- 1972 – Louis Leakey, Kenyan-English archaeologist and paleontologist (b. 1903)
- 1985 – E. B. White, American essayist and journalist (b. 1899)
- 2004 – Richard Avedon, American photographer (b. 1923)
- 2018 – Charles Aznavour, French-Armenian singer, composer, writer, filmmaker and public figure (b. 1924)
Meanwhile in Dobrzyn, Hili is waxing sagacious:
Hili: Life must be treated with a pinch of salt.Sarah: Why?Hili: An excess of solemnity may indicate narcissism.
Hili: Życie trzeba traktować z przymrużeniem oka.
Hili: Nadmiar powagi może wskazywać na narcyzm.
From Jesus of the Day:
From Su: Ducks as fashion accessories:
My own tweet:
On International Blasphemy Day, I have to point out the false equivalence, demonstrated here by Pakistan's Prime Minister, between killing people who belong to a religion and criticizing the tenets of a religion.

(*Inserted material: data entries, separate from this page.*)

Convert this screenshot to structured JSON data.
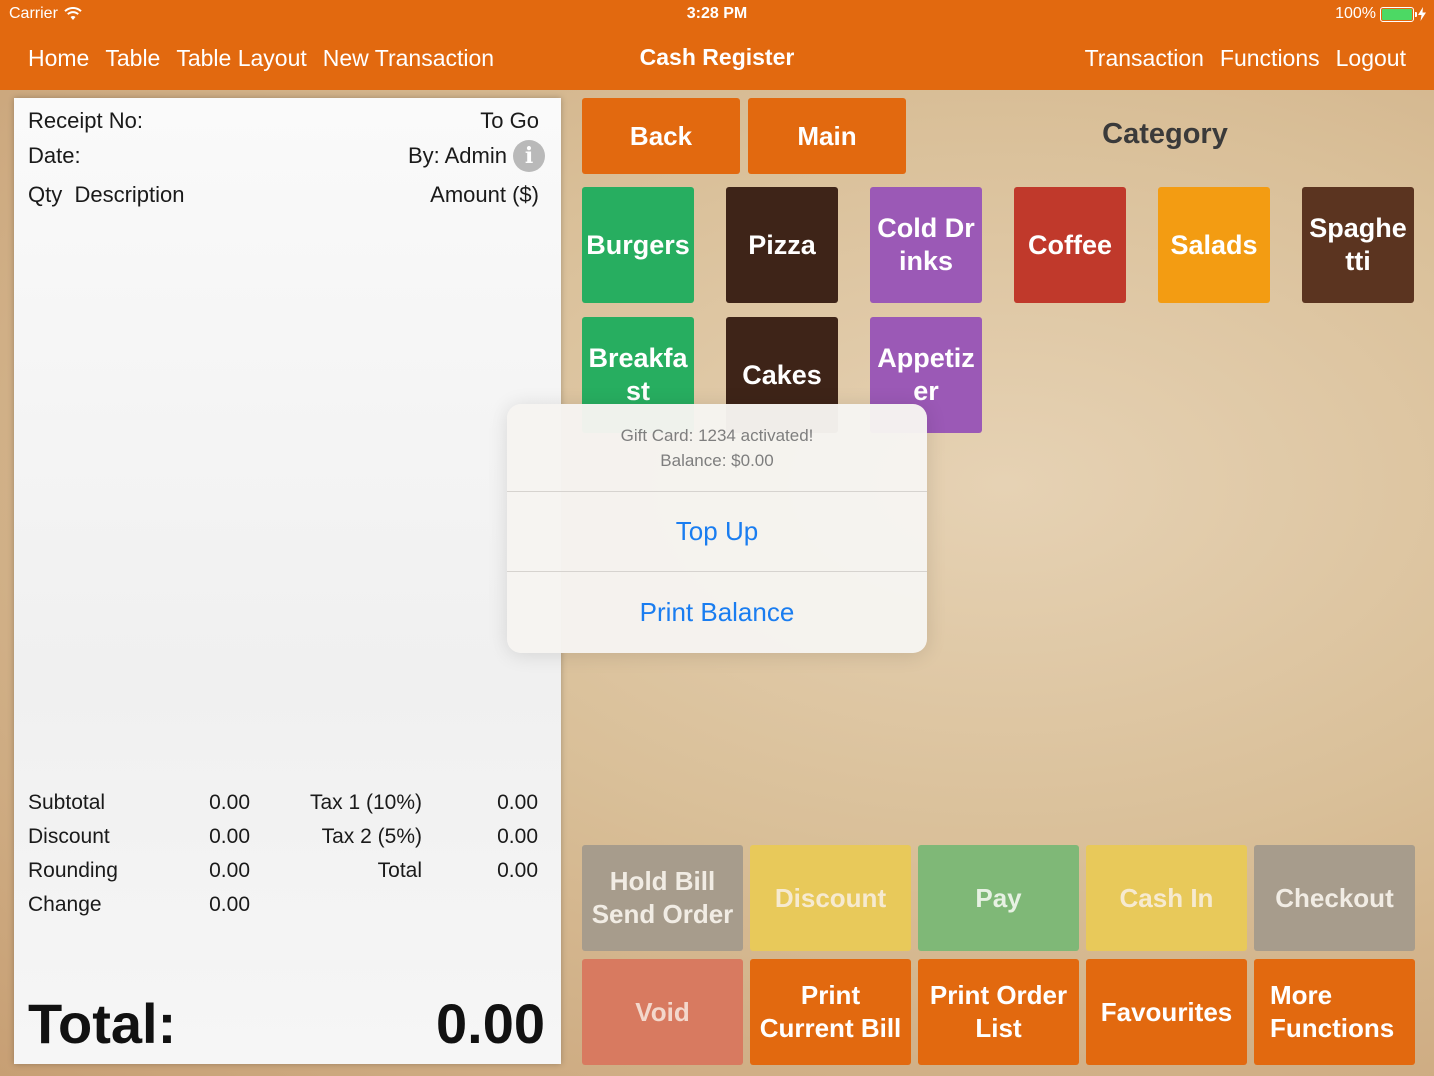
{
  "status_bar": {
    "carrier": "Carrier",
    "time": "3:28 PM",
    "battery": "100%",
    "battery_level": 1.0
  },
  "navbar": {
    "left_links": [
      "Home",
      "Table",
      "Table Layout",
      "New Transaction"
    ],
    "title": "Cash Register",
    "right_links": [
      "Transaction",
      "Functions",
      "Logout"
    ]
  },
  "receipt": {
    "receipt_no_label": "Receipt No:",
    "order_type": "To Go",
    "date_label": "Date:",
    "by_label": "By: Admin",
    "info_glyph": "i",
    "col_qty": "Qty",
    "col_desc": "Description",
    "col_amount": "Amount ($)",
    "subtotal_label": "Subtotal",
    "subtotal": "0.00",
    "discount_label": "Discount",
    "discount": "0.00",
    "rounding_label": "Rounding",
    "rounding": "0.00",
    "change_label": "Change",
    "change": "0.00",
    "tax1_label": "Tax 1 (10%)",
    "tax1": "0.00",
    "tax2_label": "Tax 2 (5%)",
    "tax2": "0.00",
    "total_label": "Total",
    "total": "0.00",
    "grand_total_label": "Total:",
    "grand_total": "0.00"
  },
  "nav_buttons": {
    "back": "Back",
    "main": "Main"
  },
  "category_heading": "Category",
  "categories": [
    {
      "label": "Burgers",
      "color": "#27ae60"
    },
    {
      "label": "Pizza",
      "color": "#3e2418"
    },
    {
      "label": "Cold Drinks",
      "color": "#9b59b6"
    },
    {
      "label": "Coffee",
      "color": "#c0392b"
    },
    {
      "label": "Salads",
      "color": "#f39c12"
    },
    {
      "label": "Spaghetti",
      "color": "#5b3420"
    },
    {
      "label": "Breakfast",
      "color": "#27ae60"
    },
    {
      "label": "Cakes",
      "color": "#3e2418"
    },
    {
      "label": "Appetizer",
      "color": "#9b59b6"
    }
  ],
  "actions": {
    "hold_bill_1": "Hold Bill",
    "hold_bill_2": "Send Order",
    "discount": "Discount",
    "pay": "Pay",
    "cash_in": "Cash In",
    "checkout": "Checkout",
    "void": "Void",
    "print_current_bill_1": "Print",
    "print_current_bill_2": "Current Bill",
    "print_order_list_1": "Print Order",
    "print_order_list_2": "List",
    "favourites": "Favourites",
    "more_functions_1": "More",
    "more_functions_2": "Functions"
  },
  "colors": {
    "accent": "#e2690f",
    "hold_bill": "#a79c8c",
    "discount": "#e8c95a",
    "pay": "#7fb877",
    "cash_in": "#e8c95a",
    "checkout": "#a79c8c",
    "void": "#d87a60"
  },
  "dialog": {
    "message_line1": "Gift Card: 1234 activated!",
    "message_line2": "Balance: $0.00",
    "top_up": "Top Up",
    "print_balance": "Print Balance"
  }
}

Murder is a crime, blasphemy a nonviolent product of free speech. https://t.co/mNxXHByXy7
— Jerry Coyne (@Evolutionistrue) September 30, 2019
A tweet from Claire Lehmann. It’s amazing how few people noticed the wombat, but it’s like the famous basketball-passing video in which people fail to notice a guy in a gorilla suit.
Did anyone else see a wombat enter the front door in the midst of the scuffle? https://t.co/b9wx1PRM1n
— Claire Lehmann 🎄 (@clairlemon) September 29, 2019
A great clip from Bill Maher’s last show:
White liberals have to start listening to me when I tell them; you can’t be more offended than the victim. There is a weird self-loathing going on, and it’s not helping anyone. #WhiteShame #HonkyTax pic.twitter.com/tUI7aPCanF
— Bill Maher (@billmaher) September 28, 2019
Lordy, this guy is good with the ball!
From Barry: an elk bugling (I’d never heard it before, and it’s not what I expected!):
Have you ever heard an elk's voice? 🎶
IG stevedrakephoto pic.twitter.com/Dp4vg6rgnz
— 🌊❄️🐈🏳️🌈 Dexter (@SoyBoyManBun) September 28, 2019
A tweet from Heather Hastie, who’s about as anti-gun as I am. She says about this one, “Via Ann German. I don’t even know what to say here. The whole idea of giving this stuff out in the first place is beyond my comprehension.”
Florida gave a Glock, magazines and body armor to an educator as part of its *school guardian* program that arms faculty. He then pawned it all three times in two months for gas money.
— Shannon Watts (@shannonrwatts) September 19, 2019
. . and two tweets from Matthew Cobb. This first one puzzles me: are you supposed to give the staff some money and then one time out of ten they’ll give you a toy?
How to have fun in Hornsea. pic.twitter.com/oso3TfPNXy
— Matthew Sweet (@DrMatthewSweet) September 29, 2019
This one’s bizarre but seems mostly real (except for the concealed identity). Read the thread for more info, including:
Thinking about how the Dutch police arrested a bird for taking part in a robbery, put it in a jail cell with bread and water & when the media reported on it they put a little black bar over the face to protect its identity pic.twitter.com/2ly0zsoAw6
— Emma (@CampbellxEmma) September 29, 2019